─── Input for this task ───
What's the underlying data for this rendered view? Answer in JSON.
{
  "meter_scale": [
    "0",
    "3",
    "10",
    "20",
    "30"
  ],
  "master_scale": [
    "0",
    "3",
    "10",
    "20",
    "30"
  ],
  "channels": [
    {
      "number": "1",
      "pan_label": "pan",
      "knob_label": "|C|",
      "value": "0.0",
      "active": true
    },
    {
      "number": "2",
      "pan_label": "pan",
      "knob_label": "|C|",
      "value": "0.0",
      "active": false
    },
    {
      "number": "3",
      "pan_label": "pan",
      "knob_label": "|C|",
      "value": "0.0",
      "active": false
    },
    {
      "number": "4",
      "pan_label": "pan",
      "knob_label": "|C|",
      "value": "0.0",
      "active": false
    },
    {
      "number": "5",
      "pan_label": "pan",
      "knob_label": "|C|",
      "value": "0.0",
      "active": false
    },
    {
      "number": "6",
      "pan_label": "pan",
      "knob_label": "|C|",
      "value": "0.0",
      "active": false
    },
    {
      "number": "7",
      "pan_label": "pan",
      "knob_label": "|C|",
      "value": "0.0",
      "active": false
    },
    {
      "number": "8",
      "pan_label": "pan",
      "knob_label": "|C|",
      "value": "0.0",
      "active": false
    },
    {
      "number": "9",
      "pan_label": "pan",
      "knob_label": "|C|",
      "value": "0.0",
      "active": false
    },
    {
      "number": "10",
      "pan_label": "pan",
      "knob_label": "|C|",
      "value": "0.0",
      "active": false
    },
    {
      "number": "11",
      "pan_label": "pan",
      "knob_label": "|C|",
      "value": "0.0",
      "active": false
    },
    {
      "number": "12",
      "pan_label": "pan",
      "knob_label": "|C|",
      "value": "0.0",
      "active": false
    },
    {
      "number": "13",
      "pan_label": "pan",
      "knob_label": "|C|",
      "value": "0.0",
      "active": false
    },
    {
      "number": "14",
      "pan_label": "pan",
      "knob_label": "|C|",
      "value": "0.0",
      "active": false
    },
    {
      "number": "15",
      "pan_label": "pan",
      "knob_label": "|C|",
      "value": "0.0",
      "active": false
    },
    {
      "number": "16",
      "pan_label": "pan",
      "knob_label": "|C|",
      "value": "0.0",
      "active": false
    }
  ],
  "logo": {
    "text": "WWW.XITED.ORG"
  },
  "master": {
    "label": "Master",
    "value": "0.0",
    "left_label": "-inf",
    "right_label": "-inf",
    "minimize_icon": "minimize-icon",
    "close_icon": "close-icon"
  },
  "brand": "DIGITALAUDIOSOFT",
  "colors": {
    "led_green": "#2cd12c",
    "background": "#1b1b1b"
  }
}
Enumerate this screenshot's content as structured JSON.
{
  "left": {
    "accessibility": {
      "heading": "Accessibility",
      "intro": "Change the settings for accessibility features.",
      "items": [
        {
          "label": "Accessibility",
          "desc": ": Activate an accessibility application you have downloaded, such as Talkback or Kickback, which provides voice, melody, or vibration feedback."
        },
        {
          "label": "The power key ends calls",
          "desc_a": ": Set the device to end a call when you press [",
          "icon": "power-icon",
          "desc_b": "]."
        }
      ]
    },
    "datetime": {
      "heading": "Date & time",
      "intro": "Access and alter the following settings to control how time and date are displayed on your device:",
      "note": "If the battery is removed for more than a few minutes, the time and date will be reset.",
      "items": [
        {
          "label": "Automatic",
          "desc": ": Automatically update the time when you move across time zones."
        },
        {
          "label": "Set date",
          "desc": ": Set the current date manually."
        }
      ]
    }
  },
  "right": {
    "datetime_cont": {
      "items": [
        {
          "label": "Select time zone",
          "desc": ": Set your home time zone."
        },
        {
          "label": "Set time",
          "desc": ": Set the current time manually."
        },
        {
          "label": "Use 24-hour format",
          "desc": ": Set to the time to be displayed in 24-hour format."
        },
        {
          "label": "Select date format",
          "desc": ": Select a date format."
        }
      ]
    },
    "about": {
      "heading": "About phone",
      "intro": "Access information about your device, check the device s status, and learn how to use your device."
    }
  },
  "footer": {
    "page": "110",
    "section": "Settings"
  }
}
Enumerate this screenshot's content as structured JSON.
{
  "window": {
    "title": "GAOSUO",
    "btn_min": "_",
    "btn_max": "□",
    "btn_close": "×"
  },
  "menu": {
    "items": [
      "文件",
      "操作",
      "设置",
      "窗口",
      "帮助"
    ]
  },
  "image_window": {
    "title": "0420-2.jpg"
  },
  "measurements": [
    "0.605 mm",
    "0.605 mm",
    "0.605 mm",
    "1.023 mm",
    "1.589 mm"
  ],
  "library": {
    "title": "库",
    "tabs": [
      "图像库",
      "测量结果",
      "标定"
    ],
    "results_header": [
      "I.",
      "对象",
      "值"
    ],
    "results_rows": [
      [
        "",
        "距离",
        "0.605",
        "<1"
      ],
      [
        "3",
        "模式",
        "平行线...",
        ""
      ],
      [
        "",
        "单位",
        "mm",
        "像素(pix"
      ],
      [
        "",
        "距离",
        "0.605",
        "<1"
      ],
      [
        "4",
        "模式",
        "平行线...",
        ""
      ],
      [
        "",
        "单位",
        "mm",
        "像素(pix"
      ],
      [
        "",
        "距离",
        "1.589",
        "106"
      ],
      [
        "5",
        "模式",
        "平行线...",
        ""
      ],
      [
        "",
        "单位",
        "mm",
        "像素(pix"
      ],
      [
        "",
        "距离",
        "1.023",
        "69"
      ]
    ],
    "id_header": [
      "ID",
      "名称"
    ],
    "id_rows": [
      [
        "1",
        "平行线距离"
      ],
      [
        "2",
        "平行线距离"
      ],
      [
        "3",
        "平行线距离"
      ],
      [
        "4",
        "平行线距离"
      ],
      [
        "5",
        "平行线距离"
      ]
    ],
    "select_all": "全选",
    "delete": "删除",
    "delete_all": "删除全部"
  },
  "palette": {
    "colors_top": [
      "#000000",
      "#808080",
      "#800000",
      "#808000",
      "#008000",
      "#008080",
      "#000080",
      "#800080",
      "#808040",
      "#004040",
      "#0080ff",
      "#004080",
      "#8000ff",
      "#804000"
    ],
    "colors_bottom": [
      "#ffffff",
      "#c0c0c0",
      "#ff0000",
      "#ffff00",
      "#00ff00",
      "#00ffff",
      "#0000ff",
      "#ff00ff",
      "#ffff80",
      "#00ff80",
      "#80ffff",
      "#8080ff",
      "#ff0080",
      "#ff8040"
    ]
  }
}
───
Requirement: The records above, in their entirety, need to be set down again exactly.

Result of the exercise:
What's the underlying data for this rendered view? Answer in JSON.
{
  "meter_scale": [
    "0",
    "3",
    "10",
    "20",
    "30"
  ],
  "master_scale": [
    "0",
    "3",
    "10",
    "20",
    "30"
  ],
  "channels": [
    {
      "number": "1",
      "pan_label": "pan",
      "knob_label": "|C|",
      "value": "0.0",
      "active": true
    },
    {
      "number": "2",
      "pan_label": "pan",
      "knob_label": "|C|",
      "value": "0.0",
      "active": false
    },
    {
      "number": "3",
      "pan_label": "pan",
      "knob_label": "|C|",
      "value": "0.0",
      "active": false
    },
    {
      "number": "4",
      "pan_label": "pan",
      "knob_label": "|C|",
      "value": "0.0",
      "active": false
    },
    {
      "number": "5",
      "pan_label": "pan",
      "knob_label": "|C|",
      "value": "0.0",
      "active": false
    },
    {
      "number": "6",
      "pan_label": "pan",
      "knob_label": "|C|",
      "value": "0.0",
      "active": false
    },
    {
      "number": "7",
      "pan_label": "pan",
      "knob_label": "|C|",
      "value": "0.0",
      "active": false
    },
    {
      "number": "8",
      "pan_label": "pan",
      "knob_label": "|C|",
      "value": "0.0",
      "active": false
    },
    {
      "number": "9",
      "pan_label": "pan",
      "knob_label": "|C|",
      "value": "0.0",
      "active": false
    },
    {
      "number": "10",
      "pan_label": "pan",
      "knob_label": "|C|",
      "value": "0.0",
      "active": false
    },
    {
      "number": "11",
      "pan_label": "pan",
      "knob_label": "|C|",
      "value": "0.0",
      "active": false
    },
    {
      "number": "12",
      "pan_label": "pan",
      "knob_label": "|C|",
      "value": "0.0",
      "active": false
    },
    {
      "number": "13",
      "pan_label": "pan",
      "knob_label": "|C|",
      "value": "0.0",
      "active": false
    },
    {
      "number": "14",
      "pan_label": "pan",
      "knob_label": "|C|",
      "value": "0.0",
      "active": false
    },
    {
      "number": "15",
      "pan_label": "pan",
      "knob_label": "|C|",
      "value": "0.0",
      "active": false
    },
    {
      "number": "16",
      "pan_label": "pan",
      "knob_label": "|C|",
      "value": "0.0",
      "active": false
    }
  ],
  "logo": {
    "text": "WWW.XITED.ORG"
  },
  "master": {
    "label": "Master",
    "value": "0.0",
    "left_label": "-inf",
    "right_label": "-inf",
    "minimize_icon": "minimize-icon",
    "close_icon": "close-icon"
  },
  "brand": "DIGITALAUDIOSOFT",
  "colors": {
    "led_green": "#2cd12c",
    "background": "#1b1b1b"
  }
}
Enumerate this screenshot's content as structured JSON.
{
  "left": {
    "accessibility": {
      "heading": "Accessibility",
      "intro": "Change the settings for accessibility features.",
      "items": [
        {
          "label": "Accessibility",
          "desc": ": Activate an accessibility application you have downloaded, such as Talkback or Kickback, which provides voice, melody, or vibration feedback."
        },
        {
          "label": "The power key ends calls",
          "desc_a": ": Set the device to end a call when you press [",
          "icon": "power-icon",
          "desc_b": "]."
        }
      ]
    },
    "datetime": {
      "heading": "Date & time",
      "intro": "Access and alter the following settings to control how time and date are displayed on your device:",
      "note": "If the battery is removed for more than a few minutes, the time and date will be reset.",
      "items": [
        {
          "label": "Automatic",
          "desc": ": Automatically update the time when you move across time zones."
        },
        {
          "label": "Set date",
          "desc": ": Set the current date manually."
        }
      ]
    }
  },
  "right": {
    "datetime_cont": {
      "items": [
        {
          "label": "Select time zone",
          "desc": ": Set your home time zone."
        },
        {
          "label": "Set time",
          "desc": ": Set the current time manually."
        },
        {
          "label": "Use 24-hour format",
          "desc": ": Set to the time to be displayed in 24-hour format."
        },
        {
          "label": "Select date format",
          "desc": ": Select a date format."
        }
      ]
    },
    "about": {
      "heading": "About phone",
      "intro": "Access information about your device, check the device s status, and learn how to use your device."
    }
  },
  "footer": {
    "page": "110",
    "section": "Settings"
  }
}
Enumerate this screenshot's content as structured JSON.
{
  "window": {
    "title": "GAOSUO",
    "btn_min": "_",
    "btn_max": "□",
    "btn_close": "×"
  },
  "menu": {
    "items": [
      "文件",
      "操作",
      "设置",
      "窗口",
      "帮助"
    ]
  },
  "image_window": {
    "title": "0420-2.jpg"
  },
  "measurements": [
    "0.605 mm",
    "0.605 mm",
    "0.605 mm",
    "1.023 mm",
    "1.589 mm"
  ],
  "library": {
    "title": "库",
    "tabs": [
      "图像库",
      "测量结果",
      "标定"
    ],
    "results_header": [
      "I.",
      "对象",
      "值"
    ],
    "results_rows": [
      [
        "",
        "距离",
        "0.605",
        "<1"
      ],
      [
        "3",
        "模式",
        "平行线...",
        ""
      ],
      [
        "",
        "单位",
        "mm",
        "像素(pix"
      ],
      [
        "",
        "距离",
        "0.605",
        "<1"
      ],
      [
        "4",
        "模式",
        "平行线...",
        ""
      ],
      [
        "",
        "单位",
        "mm",
        "像素(pix"
      ],
      [
        "",
        "距离",
        "1.589",
        "106"
      ],
      [
        "5",
        "模式",
        "平行线...",
        ""
      ],
      [
        "",
        "单位",
        "mm",
        "像素(pix"
      ],
      [
        "",
        "距离",
        "1.023",
        "69"
      ]
    ],
    "id_header": [
      "ID",
      "名称"
    ],
    "id_rows": [
      [
        "1",
        "平行线距离"
      ],
      [
        "2",
        "平行线距离"
      ],
      [
        "3",
        "平行线距离"
      ],
      [
        "4",
        "平行线距离"
      ],
      [
        "5",
        "平行线距离"
      ]
    ],
    "select_all": "全选",
    "delete": "删除",
    "delete_all": "删除全部"
  },
  "palette": {
    "colors_top": [
      "#000000",
      "#808080",
      "#800000",
      "#808000",
      "#008000",
      "#008080",
      "#000080",
      "#800080",
      "#808040",
      "#004040",
      "#0080ff",
      "#004080",
      "#8000ff",
      "#804000"
    ],
    "colors_bottom": [
      "#ffffff",
      "#c0c0c0",
      "#ff0000",
      "#ffff00",
      "#00ff00",
      "#00ffff",
      "#0000ff",
      "#ff00ff",
      "#ffff80",
      "#00ff80",
      "#80ffff",
      "#8080ff",
      "#ff0080",
      "#ff8040"
    ]
  }
}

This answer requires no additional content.